■ **ASSIGNMENT**
Below is a listing; retype exactly the lines between the one containing "Output a JSON" and the one containing "Convert this screenshot", inclusive, minus the pictures.

■ **RECORDS SUPPLIED**
○ ○ ○ ○ ○ ○ ○
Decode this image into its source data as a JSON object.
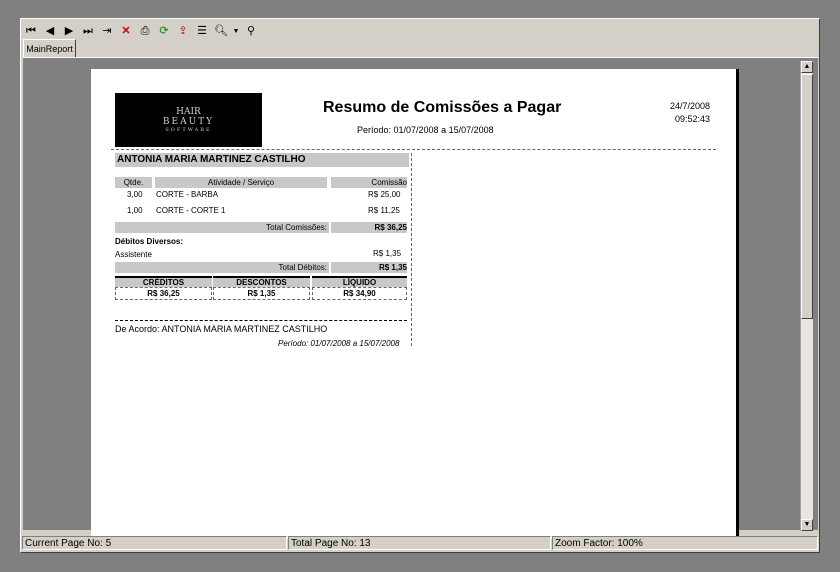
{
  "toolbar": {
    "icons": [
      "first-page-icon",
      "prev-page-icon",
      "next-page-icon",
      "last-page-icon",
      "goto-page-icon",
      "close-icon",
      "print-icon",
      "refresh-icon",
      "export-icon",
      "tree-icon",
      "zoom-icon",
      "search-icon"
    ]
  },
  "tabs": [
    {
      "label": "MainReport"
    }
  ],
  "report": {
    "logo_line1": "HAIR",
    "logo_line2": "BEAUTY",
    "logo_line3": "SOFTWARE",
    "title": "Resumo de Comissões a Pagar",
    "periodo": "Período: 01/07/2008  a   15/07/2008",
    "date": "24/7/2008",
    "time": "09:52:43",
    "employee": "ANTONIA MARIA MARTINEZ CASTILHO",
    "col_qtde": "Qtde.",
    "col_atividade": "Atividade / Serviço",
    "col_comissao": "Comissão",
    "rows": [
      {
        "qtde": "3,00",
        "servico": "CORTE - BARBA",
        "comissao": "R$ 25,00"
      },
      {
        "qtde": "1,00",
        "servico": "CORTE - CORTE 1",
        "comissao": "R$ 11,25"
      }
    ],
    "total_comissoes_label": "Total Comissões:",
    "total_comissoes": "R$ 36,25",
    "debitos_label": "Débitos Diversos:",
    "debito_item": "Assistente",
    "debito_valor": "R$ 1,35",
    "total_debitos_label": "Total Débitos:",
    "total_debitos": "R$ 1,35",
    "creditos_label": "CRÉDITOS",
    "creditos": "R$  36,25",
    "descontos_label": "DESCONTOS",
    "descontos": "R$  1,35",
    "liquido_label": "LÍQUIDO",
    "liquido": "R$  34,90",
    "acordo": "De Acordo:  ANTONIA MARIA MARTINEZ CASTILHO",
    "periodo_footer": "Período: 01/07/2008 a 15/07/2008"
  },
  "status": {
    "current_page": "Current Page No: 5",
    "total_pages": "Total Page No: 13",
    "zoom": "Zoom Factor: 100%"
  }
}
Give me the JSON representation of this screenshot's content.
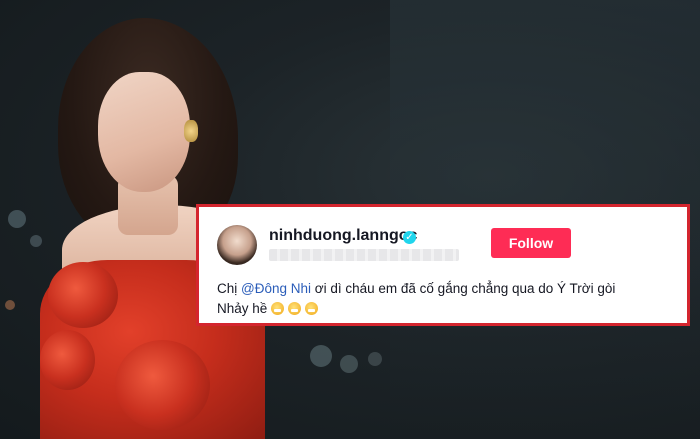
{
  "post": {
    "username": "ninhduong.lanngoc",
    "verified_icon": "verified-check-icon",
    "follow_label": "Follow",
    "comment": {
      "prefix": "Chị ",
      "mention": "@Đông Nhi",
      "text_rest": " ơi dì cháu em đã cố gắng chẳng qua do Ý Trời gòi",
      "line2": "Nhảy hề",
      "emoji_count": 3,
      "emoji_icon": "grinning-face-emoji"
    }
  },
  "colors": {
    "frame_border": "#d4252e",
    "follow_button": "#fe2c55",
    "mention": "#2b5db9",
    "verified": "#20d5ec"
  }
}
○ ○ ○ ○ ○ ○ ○
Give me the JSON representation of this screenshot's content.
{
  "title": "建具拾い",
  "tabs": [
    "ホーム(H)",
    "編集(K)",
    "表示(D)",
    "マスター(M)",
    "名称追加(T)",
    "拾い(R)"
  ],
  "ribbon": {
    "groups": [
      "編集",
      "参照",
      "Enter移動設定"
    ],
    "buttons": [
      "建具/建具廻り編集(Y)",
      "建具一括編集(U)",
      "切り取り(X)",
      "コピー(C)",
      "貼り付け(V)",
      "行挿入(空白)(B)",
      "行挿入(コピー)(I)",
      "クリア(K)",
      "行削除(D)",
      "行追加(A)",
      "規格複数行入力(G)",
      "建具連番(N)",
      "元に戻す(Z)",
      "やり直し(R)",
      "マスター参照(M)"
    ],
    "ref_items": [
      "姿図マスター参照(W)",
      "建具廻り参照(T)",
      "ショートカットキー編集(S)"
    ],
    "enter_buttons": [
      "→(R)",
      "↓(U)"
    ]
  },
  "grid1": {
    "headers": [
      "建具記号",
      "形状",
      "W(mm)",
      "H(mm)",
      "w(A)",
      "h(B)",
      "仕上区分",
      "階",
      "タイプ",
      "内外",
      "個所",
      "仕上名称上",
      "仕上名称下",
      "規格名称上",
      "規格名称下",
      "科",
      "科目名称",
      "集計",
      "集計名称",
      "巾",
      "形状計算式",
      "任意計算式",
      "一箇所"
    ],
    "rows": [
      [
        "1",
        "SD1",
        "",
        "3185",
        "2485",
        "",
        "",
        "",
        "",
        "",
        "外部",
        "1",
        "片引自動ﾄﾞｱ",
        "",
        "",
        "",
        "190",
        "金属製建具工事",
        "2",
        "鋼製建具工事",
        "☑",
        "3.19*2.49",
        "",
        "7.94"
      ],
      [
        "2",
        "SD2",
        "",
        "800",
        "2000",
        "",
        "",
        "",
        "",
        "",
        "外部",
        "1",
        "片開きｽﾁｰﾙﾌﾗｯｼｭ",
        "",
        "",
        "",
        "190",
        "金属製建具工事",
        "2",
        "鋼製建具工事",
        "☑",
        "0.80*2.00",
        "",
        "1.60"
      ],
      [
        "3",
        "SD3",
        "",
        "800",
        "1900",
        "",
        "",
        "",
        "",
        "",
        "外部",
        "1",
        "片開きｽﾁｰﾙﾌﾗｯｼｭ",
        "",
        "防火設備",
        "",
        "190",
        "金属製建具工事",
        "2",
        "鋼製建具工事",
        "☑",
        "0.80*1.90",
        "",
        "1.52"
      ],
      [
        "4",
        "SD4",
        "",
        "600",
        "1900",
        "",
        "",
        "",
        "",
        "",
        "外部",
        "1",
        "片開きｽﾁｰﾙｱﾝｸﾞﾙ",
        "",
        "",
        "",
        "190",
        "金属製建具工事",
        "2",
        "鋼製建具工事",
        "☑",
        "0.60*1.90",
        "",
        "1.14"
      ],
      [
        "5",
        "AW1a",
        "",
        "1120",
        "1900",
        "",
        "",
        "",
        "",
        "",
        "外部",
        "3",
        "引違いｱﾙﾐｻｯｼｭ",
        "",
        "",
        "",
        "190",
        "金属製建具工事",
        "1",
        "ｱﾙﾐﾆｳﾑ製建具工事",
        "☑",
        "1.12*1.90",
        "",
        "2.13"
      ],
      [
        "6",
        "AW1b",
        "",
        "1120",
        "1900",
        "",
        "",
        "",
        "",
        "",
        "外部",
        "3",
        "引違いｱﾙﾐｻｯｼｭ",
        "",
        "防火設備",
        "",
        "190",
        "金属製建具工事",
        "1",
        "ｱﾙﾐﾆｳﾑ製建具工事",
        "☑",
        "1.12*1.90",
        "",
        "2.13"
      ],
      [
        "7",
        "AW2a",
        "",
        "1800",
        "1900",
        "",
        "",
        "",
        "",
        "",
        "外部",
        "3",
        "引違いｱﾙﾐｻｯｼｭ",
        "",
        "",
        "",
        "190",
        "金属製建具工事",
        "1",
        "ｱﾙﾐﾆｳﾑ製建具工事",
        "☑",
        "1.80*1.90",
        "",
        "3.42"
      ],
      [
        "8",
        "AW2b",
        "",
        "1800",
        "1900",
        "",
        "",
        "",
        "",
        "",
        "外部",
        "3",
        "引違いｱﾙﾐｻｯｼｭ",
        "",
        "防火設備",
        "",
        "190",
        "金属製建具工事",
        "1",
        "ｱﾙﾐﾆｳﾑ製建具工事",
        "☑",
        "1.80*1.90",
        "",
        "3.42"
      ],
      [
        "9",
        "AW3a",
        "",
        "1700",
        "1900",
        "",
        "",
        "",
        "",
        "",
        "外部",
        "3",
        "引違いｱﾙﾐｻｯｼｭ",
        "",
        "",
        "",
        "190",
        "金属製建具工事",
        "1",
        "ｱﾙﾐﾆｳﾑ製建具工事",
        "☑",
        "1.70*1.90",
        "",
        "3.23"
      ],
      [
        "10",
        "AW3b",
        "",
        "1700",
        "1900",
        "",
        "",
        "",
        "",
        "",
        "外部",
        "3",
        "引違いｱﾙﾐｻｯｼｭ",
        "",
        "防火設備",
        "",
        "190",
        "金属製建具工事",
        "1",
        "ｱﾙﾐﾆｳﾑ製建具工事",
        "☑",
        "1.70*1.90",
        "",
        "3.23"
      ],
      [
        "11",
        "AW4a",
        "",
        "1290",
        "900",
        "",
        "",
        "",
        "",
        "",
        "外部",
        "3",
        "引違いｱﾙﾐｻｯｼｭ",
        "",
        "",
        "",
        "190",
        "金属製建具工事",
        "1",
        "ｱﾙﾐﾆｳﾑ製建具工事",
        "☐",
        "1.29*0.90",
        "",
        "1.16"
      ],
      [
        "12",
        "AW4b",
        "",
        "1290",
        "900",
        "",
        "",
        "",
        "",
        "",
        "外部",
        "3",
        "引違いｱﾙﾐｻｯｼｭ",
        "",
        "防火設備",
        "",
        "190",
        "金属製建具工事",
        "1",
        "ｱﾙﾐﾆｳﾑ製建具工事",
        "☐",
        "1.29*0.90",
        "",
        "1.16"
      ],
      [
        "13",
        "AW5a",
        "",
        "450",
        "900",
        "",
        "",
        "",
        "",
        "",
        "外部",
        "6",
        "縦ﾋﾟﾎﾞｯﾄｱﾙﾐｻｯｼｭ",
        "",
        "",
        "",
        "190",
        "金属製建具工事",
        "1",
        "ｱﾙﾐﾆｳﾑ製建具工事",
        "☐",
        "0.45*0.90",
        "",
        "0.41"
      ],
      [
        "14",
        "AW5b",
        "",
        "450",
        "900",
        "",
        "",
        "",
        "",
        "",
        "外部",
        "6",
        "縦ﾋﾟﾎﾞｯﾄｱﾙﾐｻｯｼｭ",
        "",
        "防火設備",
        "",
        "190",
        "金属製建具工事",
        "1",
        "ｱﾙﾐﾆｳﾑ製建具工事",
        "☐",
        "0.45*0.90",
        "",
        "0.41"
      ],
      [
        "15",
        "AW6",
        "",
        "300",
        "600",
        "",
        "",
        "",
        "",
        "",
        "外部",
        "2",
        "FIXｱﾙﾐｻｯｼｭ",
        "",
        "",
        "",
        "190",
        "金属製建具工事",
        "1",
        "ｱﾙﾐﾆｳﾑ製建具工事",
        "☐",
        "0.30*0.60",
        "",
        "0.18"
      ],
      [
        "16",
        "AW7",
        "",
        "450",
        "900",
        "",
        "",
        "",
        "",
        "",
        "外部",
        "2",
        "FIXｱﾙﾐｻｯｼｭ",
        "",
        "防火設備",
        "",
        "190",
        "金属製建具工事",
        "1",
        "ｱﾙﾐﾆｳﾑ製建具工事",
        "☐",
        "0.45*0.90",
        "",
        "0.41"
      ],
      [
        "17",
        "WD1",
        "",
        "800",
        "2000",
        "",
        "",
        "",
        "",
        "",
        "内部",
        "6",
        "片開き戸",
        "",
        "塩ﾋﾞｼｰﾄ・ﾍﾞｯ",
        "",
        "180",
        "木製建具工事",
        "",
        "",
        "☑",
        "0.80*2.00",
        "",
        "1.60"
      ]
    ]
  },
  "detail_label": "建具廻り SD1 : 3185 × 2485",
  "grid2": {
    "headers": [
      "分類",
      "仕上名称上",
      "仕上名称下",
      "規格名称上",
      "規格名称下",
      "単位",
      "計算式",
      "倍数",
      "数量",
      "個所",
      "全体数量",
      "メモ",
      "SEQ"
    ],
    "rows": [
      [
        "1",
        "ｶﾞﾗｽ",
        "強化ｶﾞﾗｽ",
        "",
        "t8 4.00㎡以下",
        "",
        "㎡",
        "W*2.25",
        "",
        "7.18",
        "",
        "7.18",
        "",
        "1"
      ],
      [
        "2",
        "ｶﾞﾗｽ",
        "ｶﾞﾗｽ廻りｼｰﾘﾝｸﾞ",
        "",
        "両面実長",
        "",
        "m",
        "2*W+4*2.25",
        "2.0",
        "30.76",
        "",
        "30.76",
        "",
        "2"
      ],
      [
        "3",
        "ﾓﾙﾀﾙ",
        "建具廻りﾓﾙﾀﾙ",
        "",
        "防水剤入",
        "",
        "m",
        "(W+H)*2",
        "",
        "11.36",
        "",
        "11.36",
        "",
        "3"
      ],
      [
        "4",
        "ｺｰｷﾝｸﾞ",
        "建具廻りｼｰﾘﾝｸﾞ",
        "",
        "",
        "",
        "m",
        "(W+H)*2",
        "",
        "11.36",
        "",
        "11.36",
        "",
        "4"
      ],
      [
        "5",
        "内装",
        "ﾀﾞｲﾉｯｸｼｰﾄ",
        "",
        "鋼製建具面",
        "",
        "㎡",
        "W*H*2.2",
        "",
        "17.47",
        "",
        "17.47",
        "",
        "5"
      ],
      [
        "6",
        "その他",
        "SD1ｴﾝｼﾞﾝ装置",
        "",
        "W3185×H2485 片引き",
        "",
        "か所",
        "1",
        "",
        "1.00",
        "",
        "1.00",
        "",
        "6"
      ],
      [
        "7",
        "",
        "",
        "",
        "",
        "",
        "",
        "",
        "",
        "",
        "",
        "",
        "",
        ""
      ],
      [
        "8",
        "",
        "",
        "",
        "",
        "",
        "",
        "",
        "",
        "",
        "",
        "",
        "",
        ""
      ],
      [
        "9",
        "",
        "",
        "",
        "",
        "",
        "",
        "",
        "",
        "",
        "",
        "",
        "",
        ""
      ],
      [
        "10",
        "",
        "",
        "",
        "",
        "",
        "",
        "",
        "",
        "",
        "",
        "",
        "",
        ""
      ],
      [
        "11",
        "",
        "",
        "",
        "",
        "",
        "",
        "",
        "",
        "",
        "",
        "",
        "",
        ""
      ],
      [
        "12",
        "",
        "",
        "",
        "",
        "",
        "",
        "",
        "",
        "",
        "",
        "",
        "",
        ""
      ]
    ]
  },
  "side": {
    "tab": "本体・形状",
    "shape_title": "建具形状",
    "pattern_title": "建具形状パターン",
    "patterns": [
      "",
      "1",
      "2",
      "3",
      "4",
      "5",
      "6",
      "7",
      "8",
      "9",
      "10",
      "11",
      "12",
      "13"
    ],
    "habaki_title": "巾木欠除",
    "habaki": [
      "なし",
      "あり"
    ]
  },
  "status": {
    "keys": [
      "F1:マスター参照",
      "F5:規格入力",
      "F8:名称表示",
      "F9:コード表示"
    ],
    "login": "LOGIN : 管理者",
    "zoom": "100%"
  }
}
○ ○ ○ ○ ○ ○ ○
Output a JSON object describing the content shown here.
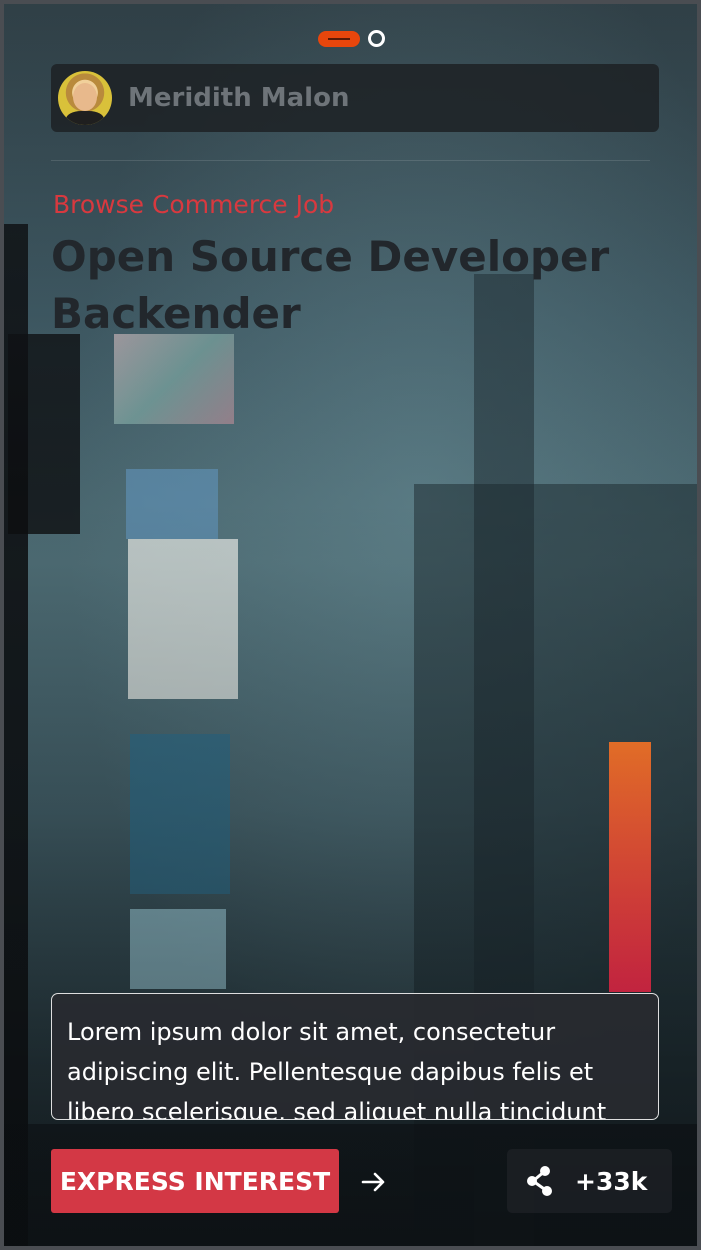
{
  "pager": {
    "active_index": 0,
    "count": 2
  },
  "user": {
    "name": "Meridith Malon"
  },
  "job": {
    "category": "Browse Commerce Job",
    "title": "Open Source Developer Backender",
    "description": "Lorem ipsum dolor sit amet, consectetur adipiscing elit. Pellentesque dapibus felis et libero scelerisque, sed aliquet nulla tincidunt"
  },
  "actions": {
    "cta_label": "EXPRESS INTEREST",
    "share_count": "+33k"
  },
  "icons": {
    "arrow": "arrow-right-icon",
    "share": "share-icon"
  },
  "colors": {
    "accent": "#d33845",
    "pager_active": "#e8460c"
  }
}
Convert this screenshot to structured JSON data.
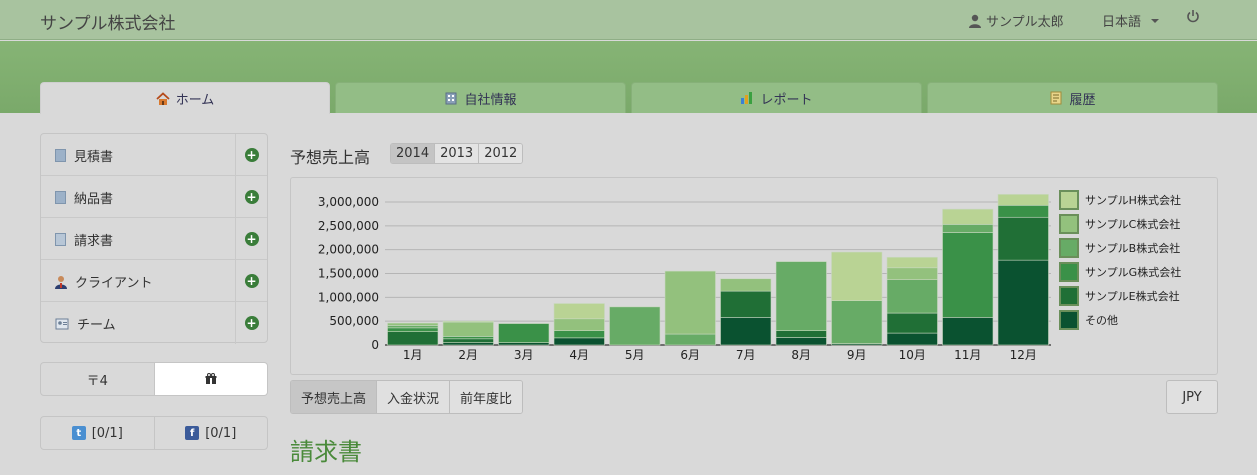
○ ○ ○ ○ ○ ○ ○
■ **THE COMPLETED TASK**
Output a JSON object describing the content shown here.
{
  "pager": {
    "active_index": 0,
    "count": 2
  },
  "user": {
    "name": "Meridith Malon"
  },
  "job": {
    "category": "Browse Commerce Job",
    "title": "Open Source Developer Backender",
    "description": "Lorem ipsum dolor sit amet, consectetur adipiscing elit. Pellentesque dapibus felis et libero scelerisque, sed aliquet nulla tincidunt"
  },
  "actions": {
    "cta_label": "EXPRESS INTEREST",
    "share_count": "+33k"
  },
  "icons": {
    "arrow": "arrow-right-icon",
    "share": "share-icon"
  },
  "colors": {
    "accent": "#d33845",
    "pager_active": "#e8460c"
  }
}
Convert this screenshot to structured JSON data.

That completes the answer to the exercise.